Tropical Storm Risk (TSR) has published the first long-term forecasts for the 2024 Atlantic hurricane season, predicting activity 30% above the near-term norm and 50% above the long-term norm. The team predicts the formation of 20 tropical storms, 9 of which will become hurricanes and 4 of which will develop into strong or severe hurricanes. The prediction is based on the expectation of warm sea surface temperatures in the main Atlantic developing region and the Caribbean in August-September 2024. El Niño was an important climate variable throughout the 2023 hurricane season, but its influence remains uncertain.

3. Destinations in the Desert

Although El Niño is often associated with increased rainfall, it can also lead to unpredictable weather conditions in dry regions. Favoured desert areas could be affected by flash floods or atypical humidity. A prime example is the Atacama Desert in South America, where unexpected blooms can occur in typically dry landscapes.

4. South America: Focus on Weather Pattern Shifts

In 2024, El Niño could lead to a change in weather patterns in South America, affecting countries along the west coast such as Peru and Ecuador.

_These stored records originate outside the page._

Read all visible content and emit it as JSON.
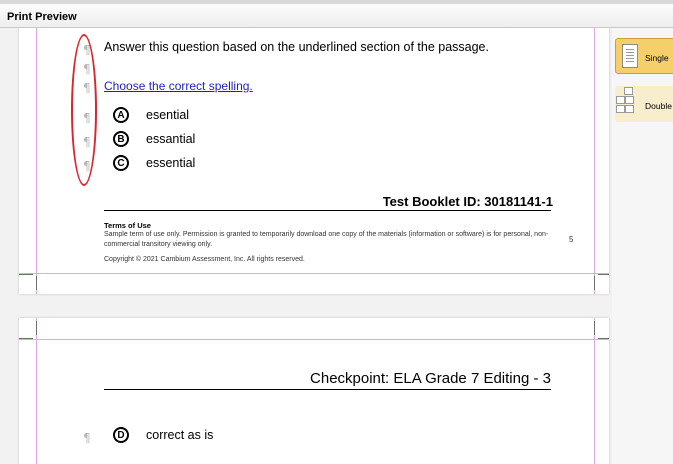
{
  "window": {
    "title": "Print Preview"
  },
  "page1": {
    "question": "Answer this question based on the underlined section of the passage.",
    "prompt_link": "Choose the correct spelling.",
    "options": [
      {
        "letter": "A",
        "text": "esential"
      },
      {
        "letter": "B",
        "text": "essantial"
      },
      {
        "letter": "C",
        "text": "essential"
      }
    ],
    "paragraph_mark": "¶",
    "booklet_id": "Test Booklet ID: 30181141-1",
    "terms_title": "Terms of Use",
    "terms_body": "Sample term of use only. Permission is granted to temporarily download one copy of the materials (information or software) is for personal, non-commercial transitory viewing only.",
    "copyright": "Copyright © 2021 Cambium Assessment, Inc. All rights reserved.",
    "page_number": "5"
  },
  "page2": {
    "header": "Checkpoint: ELA Grade 7 Editing - 3",
    "option": {
      "letter": "D",
      "text": "correct as is"
    },
    "paragraph_mark": "¶"
  },
  "sidebar": {
    "single_label": "Single",
    "double_label": "Double"
  },
  "colors": {
    "selected_view": "#f4cf6a",
    "unselected_view": "#f8edcc",
    "annotation": "#d8262e",
    "guides": "#e0a8e8",
    "link": "#1f1fbf"
  }
}
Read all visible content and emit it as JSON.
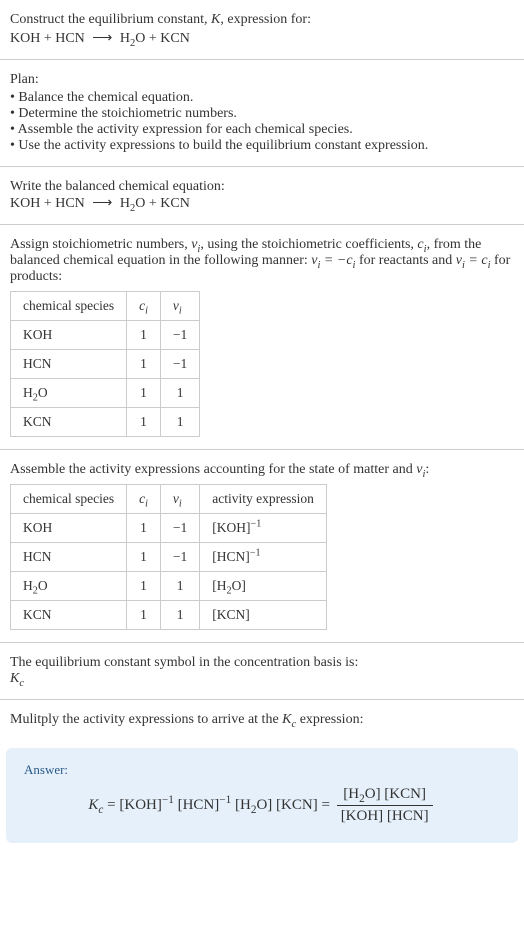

While above-average rainfall and the risk of flooding are expected in these regions, southern South America, including Argentina and Uruguay, could become drier.

5. Australia: Escalating Drought and Bushfire Risk

Australia, which has always been vulnerable to the effects of El Niño, could face more severe drought conditions and an increased bushfire risk in 2024. Travellers to Australia should be aware of fire risks, follow local advice and be aware of possible travel restrictions or evacuation measures.

While 2023 was the warmest year on record, 2024 could break records further. The recurrence and intensification of El Niño in conjunction with the overarching influence of climate change require a unified global response – not least because climate change could result in stronger El Nino events in the future. For example, the COP28 climate summit called for a restructuring of the energy industry. El Niño could result in higher transport prices for business and private travellers in the future, as well as increased travel restrictions for countries affected by fires, hurricanes, rain and flood disasters.


Dominik Manal